It is apparent that Gainous was properly authorized by the Board to act as its agent in accepting DeWitt's resignation, just as he had accepted the past resignations of other junior college presidents in this state. DeWitt himself recognized this authority by submitting his letter of resignation to Gainous, rather than to the Board, and by attempting to rescind his resignation by again writing to Gainous.

However, Gainous's authority was not unconditional. The record shows that Gainous's acceptance of DeWitt's resignation was not final until it was "reaffirmed" by the Board's vote. If the Board had declined to give its confirmation, DeWitt's resignation would not have been effective.

A prospective resignation that is not unconditionally accepted may be withdrawn prior to its effective date. City of Dothan v. Lucas, 47 Ala.App. 336, 254 So. 2d 341 (Ala.Civ.App.1971). Here, Gainous's acceptance of DeWitt's resignation could be effective only if the Board gave its final approval. By submitting his letter of rescission prior to the Board's October 25 meeting, DeWitt successfully withdrew his resignation before its unconditional acceptance.

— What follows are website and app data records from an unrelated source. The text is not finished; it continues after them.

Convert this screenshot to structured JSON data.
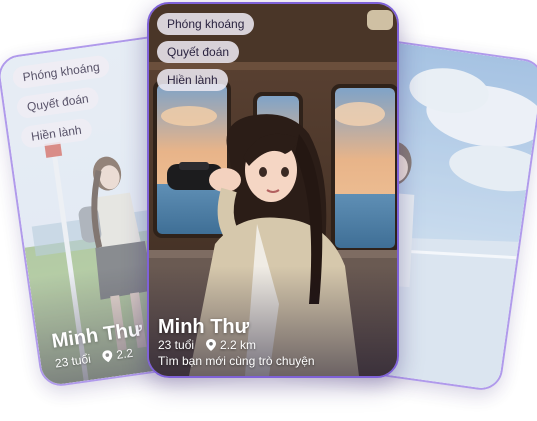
{
  "profile_center": {
    "tags": [
      "Phóng khoáng",
      "Quyết đoán",
      "Hiền lành"
    ],
    "name": "Minh Thư",
    "age": "23 tuổi",
    "distance": "2.2 km",
    "bio": "Tìm bạn mới cùng trò chuyện"
  },
  "profile_left": {
    "tags": [
      "Phóng khoáng",
      "Quyết đoán",
      "Hiền lành"
    ],
    "name": "Minh Thư",
    "age": "23 tuổi",
    "distance": "2.2"
  },
  "colors": {
    "card_border": "#7f62d8",
    "tag_bg": "#ece8f0",
    "tag_text": "#2a2340"
  },
  "icons": {
    "location": "map-pin-icon"
  }
}
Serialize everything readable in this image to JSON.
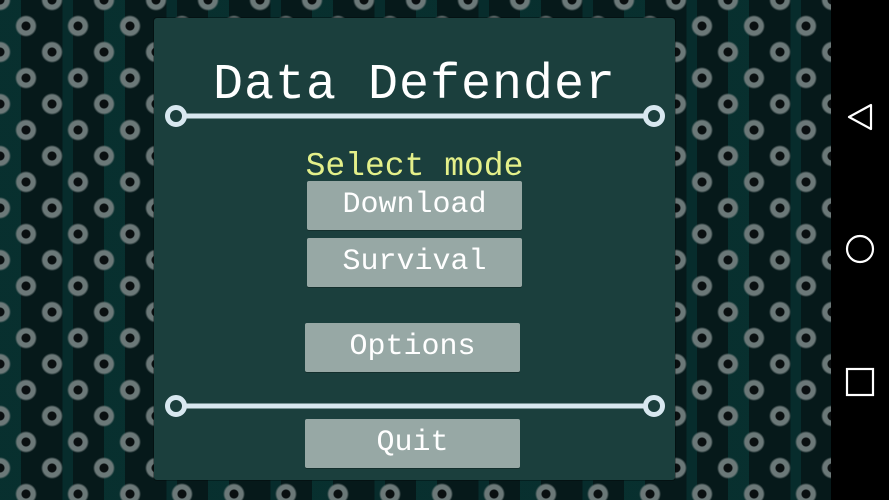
{
  "game": {
    "title": "Data Defender",
    "subtitle": "Select mode",
    "buttons": {
      "download": "Download",
      "survival": "Survival",
      "options": "Options",
      "quit": "Quit"
    }
  },
  "colors": {
    "panel": "#1b3f3d",
    "button": "#97a8a5",
    "subtitle": "#e4f08a",
    "divider": "#d8e8f0"
  },
  "navigation_bar": {
    "back_icon": "back-triangle-icon",
    "home_icon": "home-circle-icon",
    "recents_icon": "recents-square-icon"
  }
}
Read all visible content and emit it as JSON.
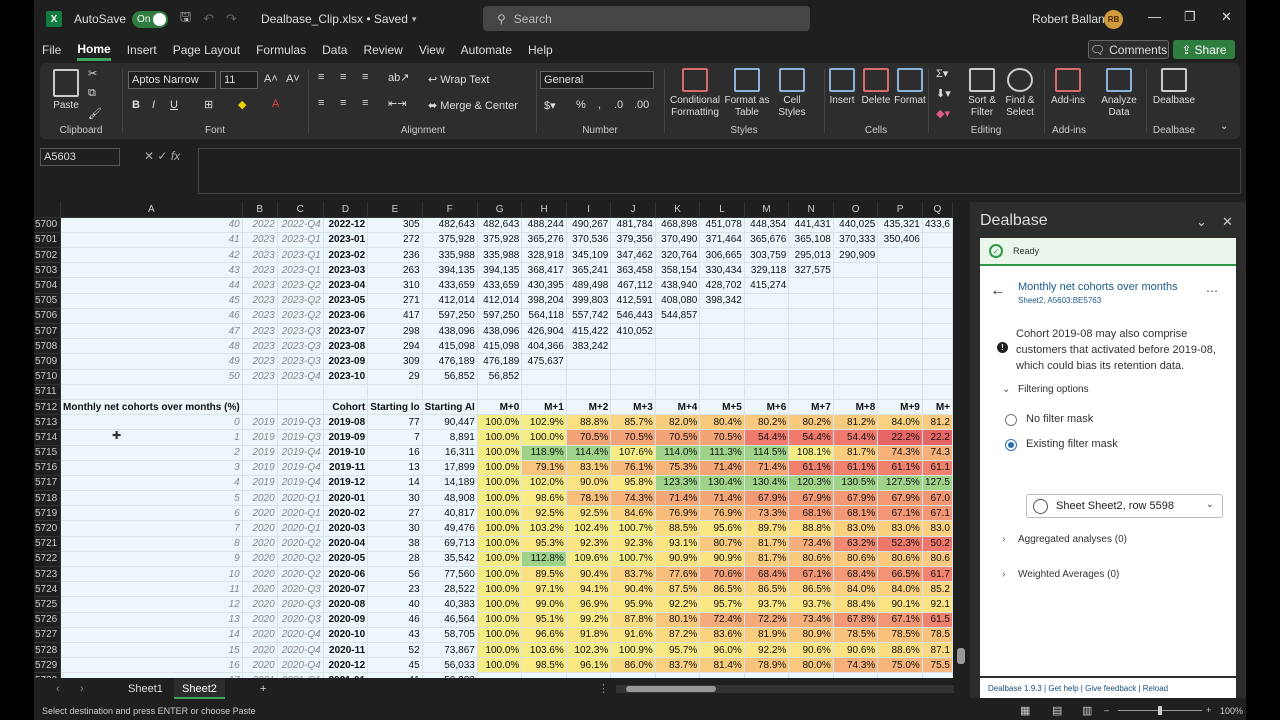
{
  "window": {
    "autosave_label": "AutoSave",
    "autosave_state": "On",
    "doc_title": "Dealbase_Clip.xlsx • Saved",
    "search_placeholder": "Search",
    "user_name": "Robert Ballante",
    "user_initials": "RB"
  },
  "menu": [
    "File",
    "Home",
    "Insert",
    "Page Layout",
    "Formulas",
    "Data",
    "Review",
    "View",
    "Automate",
    "Help"
  ],
  "menu_active": "Home",
  "buttons": {
    "comments": "Comments",
    "share": "Share"
  },
  "ribbon": {
    "paste": "Paste",
    "clipboard": "Clipboard",
    "font_name": "Aptos Narrow",
    "font_size": "11",
    "font": "Font",
    "wrap_text": "Wrap Text",
    "merge_center": "Merge & Center",
    "alignment": "Alignment",
    "number_format": "General",
    "number": "Number",
    "conditional_formatting_1": "Conditional",
    "conditional_formatting_2": "Formatting",
    "format_as_table_1": "Format as",
    "format_as_table_2": "Table",
    "cell_styles_1": "Cell",
    "cell_styles_2": "Styles",
    "styles": "Styles",
    "insert": "Insert",
    "delete": "Delete",
    "format": "Format",
    "cells": "Cells",
    "sort_filter_1": "Sort &",
    "sort_filter_2": "Filter",
    "find_select_1": "Find &",
    "find_select_2": "Select",
    "editing": "Editing",
    "addins": "Add-ins",
    "analyze_1": "Analyze",
    "analyze_2": "Data",
    "dealbase": "Dealbase"
  },
  "namebox": "A5603",
  "columns": [
    "A",
    "B",
    "C",
    "D",
    "E",
    "F",
    "G",
    "H",
    "I",
    "J",
    "K",
    "L",
    "M",
    "N",
    "O",
    "P",
    "Q"
  ],
  "rows_top": [
    [
      "5700",
      "40",
      "2022",
      "2022-Q4",
      "2022-12",
      "305",
      "482,643",
      "482,643",
      "488,244",
      "490,267",
      "481,784",
      "468,898",
      "451,078",
      "448,354",
      "441,431",
      "440,025",
      "435,321",
      "433,6"
    ],
    [
      "5701",
      "41",
      "2023",
      "2023-Q1",
      "2023-01",
      "272",
      "375,928",
      "375,928",
      "365,276",
      "370,536",
      "379,356",
      "370,490",
      "371,464",
      "365,676",
      "365,108",
      "370,333",
      "350,406",
      ""
    ],
    [
      "5702",
      "42",
      "2023",
      "2023-Q1",
      "2023-02",
      "236",
      "335,988",
      "335,988",
      "328,918",
      "345,109",
      "347,462",
      "320,764",
      "306,665",
      "303,759",
      "295,013",
      "290,909",
      "",
      ""
    ],
    [
      "5703",
      "43",
      "2023",
      "2023-Q1",
      "2023-03",
      "263",
      "394,135",
      "394,135",
      "368,417",
      "365,241",
      "363,458",
      "358,154",
      "330,434",
      "329,118",
      "327,575",
      "",
      "",
      ""
    ],
    [
      "5704",
      "44",
      "2023",
      "2023-Q2",
      "2023-04",
      "310",
      "433,659",
      "433,659",
      "430,395",
      "489,498",
      "467,112",
      "438,940",
      "428,702",
      "415,274",
      "",
      "",
      "",
      ""
    ],
    [
      "5705",
      "45",
      "2023",
      "2023-Q2",
      "2023-05",
      "271",
      "412,014",
      "412,014",
      "398,204",
      "399,803",
      "412,591",
      "408,080",
      "398,342",
      "",
      "",
      "",
      "",
      ""
    ],
    [
      "5706",
      "46",
      "2023",
      "2023-Q2",
      "2023-06",
      "417",
      "597,250",
      "597,250",
      "564,118",
      "557,742",
      "546,443",
      "544,857",
      "",
      "",
      "",
      "",
      "",
      ""
    ],
    [
      "5707",
      "47",
      "2023",
      "2023-Q3",
      "2023-07",
      "298",
      "438,096",
      "438,096",
      "426,904",
      "415,422",
      "410,052",
      "",
      "",
      "",
      "",
      "",
      "",
      ""
    ],
    [
      "5708",
      "48",
      "2023",
      "2023-Q3",
      "2023-08",
      "294",
      "415,098",
      "415,098",
      "404,366",
      "383,242",
      "",
      "",
      "",
      "",
      "",
      "",
      "",
      ""
    ],
    [
      "5709",
      "49",
      "2023",
      "2023-Q3",
      "2023-09",
      "309",
      "476,189",
      "476,189",
      "475,637",
      "",
      "",
      "",
      "",
      "",
      "",
      "",
      "",
      ""
    ],
    [
      "5710",
      "50",
      "2023",
      "2023-Q4",
      "2023-10",
      "29",
      "56,852",
      "56,852",
      "",
      "",
      "",
      "",
      "",
      "",
      "",
      "",
      "",
      ""
    ],
    [
      "5711",
      "",
      "",
      "",
      "",
      "",
      "",
      "",
      "",
      "",
      "",
      "",
      "",
      "",
      "",
      "",
      "",
      ""
    ]
  ],
  "header_row": [
    "5712",
    "Monthly net cohorts over months (%)",
    "",
    "",
    "Cohort",
    "Starting lo",
    "Starting AI",
    "M+0",
    "M+1",
    "M+2",
    "M+3",
    "M+4",
    "M+5",
    "M+6",
    "M+7",
    "M+8",
    "M+9",
    "M+"
  ],
  "rows_pct": [
    [
      "5713",
      "0",
      "2019",
      "2019-Q3",
      "2019-08",
      "77",
      "90,447",
      "100.0%",
      "102.9%",
      "88.8%",
      "85.7%",
      "82.0%",
      "80.4%",
      "80.2%",
      "80.2%",
      "81.2%",
      "84.0%",
      "81.2"
    ],
    [
      "5714",
      "1",
      "2019",
      "2019-Q3",
      "2019-09",
      "7",
      "8,891",
      "100.0%",
      "100.0%",
      "70.5%",
      "70.5%",
      "70.5%",
      "70.5%",
      "54.4%",
      "54.4%",
      "54.4%",
      "22.2%",
      "22.2"
    ],
    [
      "5715",
      "2",
      "2019",
      "2019-Q4",
      "2019-10",
      "16",
      "16,311",
      "100.0%",
      "118.9%",
      "114.4%",
      "107.6%",
      "114.0%",
      "111.3%",
      "114.5%",
      "108.1%",
      "81.7%",
      "74.3%",
      "74.3"
    ],
    [
      "5716",
      "3",
      "2019",
      "2019-Q4",
      "2019-11",
      "13",
      "17,899",
      "100.0%",
      "79.1%",
      "83.1%",
      "76.1%",
      "75.3%",
      "71.4%",
      "71.4%",
      "61.1%",
      "61.1%",
      "61.1%",
      "61.1"
    ],
    [
      "5717",
      "4",
      "2019",
      "2019-Q4",
      "2019-12",
      "14",
      "14,189",
      "100.0%",
      "102.0%",
      "90.0%",
      "95.8%",
      "123.3%",
      "130.4%",
      "130.4%",
      "120.3%",
      "130.5%",
      "127.5%",
      "127.5"
    ],
    [
      "5718",
      "5",
      "2020",
      "2020-Q1",
      "2020-01",
      "30",
      "48,908",
      "100.0%",
      "98.6%",
      "78.1%",
      "74.3%",
      "71.4%",
      "71.4%",
      "67.9%",
      "67.9%",
      "67.9%",
      "67.9%",
      "67.0"
    ],
    [
      "5719",
      "6",
      "2020",
      "2020-Q1",
      "2020-02",
      "27",
      "40,817",
      "100.0%",
      "92.5%",
      "92.5%",
      "84.6%",
      "76.9%",
      "76.9%",
      "73.3%",
      "68.1%",
      "68.1%",
      "67.1%",
      "67.1"
    ],
    [
      "5720",
      "7",
      "2020",
      "2020-Q1",
      "2020-03",
      "30",
      "49,476",
      "100.0%",
      "103.2%",
      "102.4%",
      "100.7%",
      "88.5%",
      "95.6%",
      "89.7%",
      "88.8%",
      "83.0%",
      "83.0%",
      "83.0"
    ],
    [
      "5721",
      "8",
      "2020",
      "2020-Q2",
      "2020-04",
      "38",
      "69,713",
      "100.0%",
      "95.3%",
      "92.3%",
      "92.3%",
      "93.1%",
      "80.7%",
      "81.7%",
      "73.4%",
      "63.2%",
      "52.3%",
      "50.2"
    ],
    [
      "5722",
      "9",
      "2020",
      "2020-Q2",
      "2020-05",
      "28",
      "35,542",
      "100.0%",
      "112.8%",
      "109.6%",
      "100.7%",
      "90.9%",
      "90.9%",
      "81.7%",
      "80.6%",
      "80.6%",
      "80.6%",
      "80.6"
    ],
    [
      "5723",
      "10",
      "2020",
      "2020-Q2",
      "2020-06",
      "56",
      "77,560",
      "100.0%",
      "89.5%",
      "90.4%",
      "83.7%",
      "77.6%",
      "70.6%",
      "68.4%",
      "67.1%",
      "68.4%",
      "66.5%",
      "61.7"
    ],
    [
      "5724",
      "11",
      "2020",
      "2020-Q3",
      "2020-07",
      "23",
      "28,522",
      "100.0%",
      "97.1%",
      "94.1%",
      "90.4%",
      "87.5%",
      "86.5%",
      "86.5%",
      "86.5%",
      "84.0%",
      "84.0%",
      "85.2"
    ],
    [
      "5725",
      "12",
      "2020",
      "2020-Q3",
      "2020-08",
      "40",
      "40,383",
      "100.0%",
      "99.0%",
      "96.9%",
      "95.9%",
      "92.2%",
      "95.7%",
      "93.7%",
      "93.7%",
      "88.4%",
      "90.1%",
      "92.1"
    ],
    [
      "5726",
      "13",
      "2020",
      "2020-Q3",
      "2020-09",
      "46",
      "46,564",
      "100.0%",
      "95.1%",
      "99.2%",
      "87.8%",
      "80.1%",
      "72.4%",
      "72.2%",
      "73.4%",
      "67.8%",
      "67.1%",
      "61.5"
    ],
    [
      "5727",
      "14",
      "2020",
      "2020-Q4",
      "2020-10",
      "43",
      "58,705",
      "100.0%",
      "96.6%",
      "91.8%",
      "91.6%",
      "87.2%",
      "83.6%",
      "81.9%",
      "80.9%",
      "78.5%",
      "78.5%",
      "78.5"
    ],
    [
      "5728",
      "15",
      "2020",
      "2020-Q4",
      "2020-11",
      "52",
      "73,867",
      "100.0%",
      "103.6%",
      "102.3%",
      "100.9%",
      "95.7%",
      "96.0%",
      "92.2%",
      "90.6%",
      "90.6%",
      "88.6%",
      "87.1"
    ],
    [
      "5729",
      "16",
      "2020",
      "2020-Q4",
      "2020-12",
      "45",
      "56,033",
      "100.0%",
      "98.5%",
      "96.1%",
      "86.0%",
      "83.7%",
      "81.4%",
      "78.9%",
      "80.0%",
      "74.3%",
      "75.0%",
      "75.5"
    ],
    [
      "5730",
      "17",
      "2021",
      "2021-Q1",
      "2021-01",
      "41",
      "50,233",
      "",
      "",
      "",
      "",
      "",
      "",
      "",
      "",
      "",
      "",
      ""
    ]
  ],
  "tabs": [
    "Sheet1",
    "Sheet2"
  ],
  "active_tab": "Sheet2",
  "status": {
    "message": "Select destination and press ENTER or choose Paste",
    "zoom": "100%"
  },
  "pane": {
    "title": "Dealbase",
    "ready": "Ready",
    "analysis_title": "Monthly net cohorts over months",
    "analysis_sub": "Sheet2, A5603:BE5763",
    "warning": "Cohort 2019-08 may also comprise customers that activated before 2019-08, which could bias its retention data.",
    "filtering": "Filtering options",
    "no_filter": "No filter mask",
    "existing_filter": "Existing filter mask",
    "filter_select": "Sheet Sheet2, row 5598",
    "aggregated": "Aggregated analyses (0)",
    "weighted": "Weighted Averages (0)",
    "footer": "Dealbase 1.9.3 | Get help | Give feedback | Reload"
  }
}
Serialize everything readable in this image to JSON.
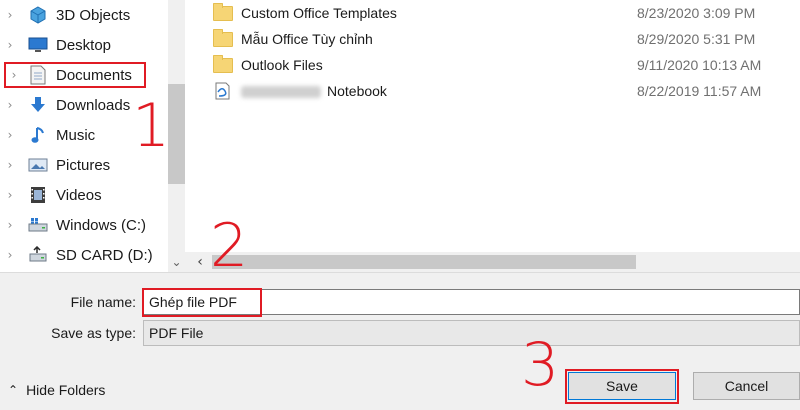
{
  "nav": {
    "items": [
      {
        "label": "3D Objects",
        "icon": "3d-objects-icon"
      },
      {
        "label": "Desktop",
        "icon": "desktop-icon"
      },
      {
        "label": "Documents",
        "icon": "documents-icon"
      },
      {
        "label": "Downloads",
        "icon": "downloads-icon"
      },
      {
        "label": "Music",
        "icon": "music-icon"
      },
      {
        "label": "Pictures",
        "icon": "pictures-icon"
      },
      {
        "label": "Videos",
        "icon": "videos-icon"
      },
      {
        "label": "Windows (C:)",
        "icon": "drive-icon"
      },
      {
        "label": "SD CARD (D:)",
        "icon": "sd-card-icon"
      }
    ],
    "selected": "Documents"
  },
  "files": [
    {
      "name": "Custom Office Templates",
      "date": "8/23/2020 3:09 PM",
      "type": "folder"
    },
    {
      "name": "Mẫu Office Tùy chỉnh",
      "date": "8/29/2020 5:31 PM",
      "type": "folder"
    },
    {
      "name": "Outlook Files",
      "date": "9/11/2020 10:13 AM",
      "type": "folder"
    },
    {
      "name": "Notebook",
      "date": "8/22/2019 11:57 AM",
      "type": "notebook"
    }
  ],
  "form": {
    "file_name_label": "File name:",
    "file_name_value": "Ghép file PDF",
    "save_as_type_label": "Save as type:",
    "save_as_type_value": "PDF File",
    "hide_folders": "Hide Folders",
    "save": "Save",
    "cancel": "Cancel"
  },
  "annotations": [
    "1",
    "2",
    "3"
  ],
  "colors": {
    "annotation_red": "#e01b24",
    "folder_yellow": "#f6d575",
    "dialog_bg": "#f0f0f0",
    "save_border": "#0078d7"
  }
}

In view of the foregoing, we find that Gainous was not entitled to judgment as a matter of law; thus, summary judgment was improperly granted. The summary judgment is reversed and the cause is remanded for further proceedings.

The foregoing opinion was prepared by Retired Appellate Judge ROBERT P. BRADLEY while serving on active duty status as a judge of this court under the provisions of § 12-18-10(e), Code 1975, and this opinion is hereby adopted as that of the court.


All the Judges concur.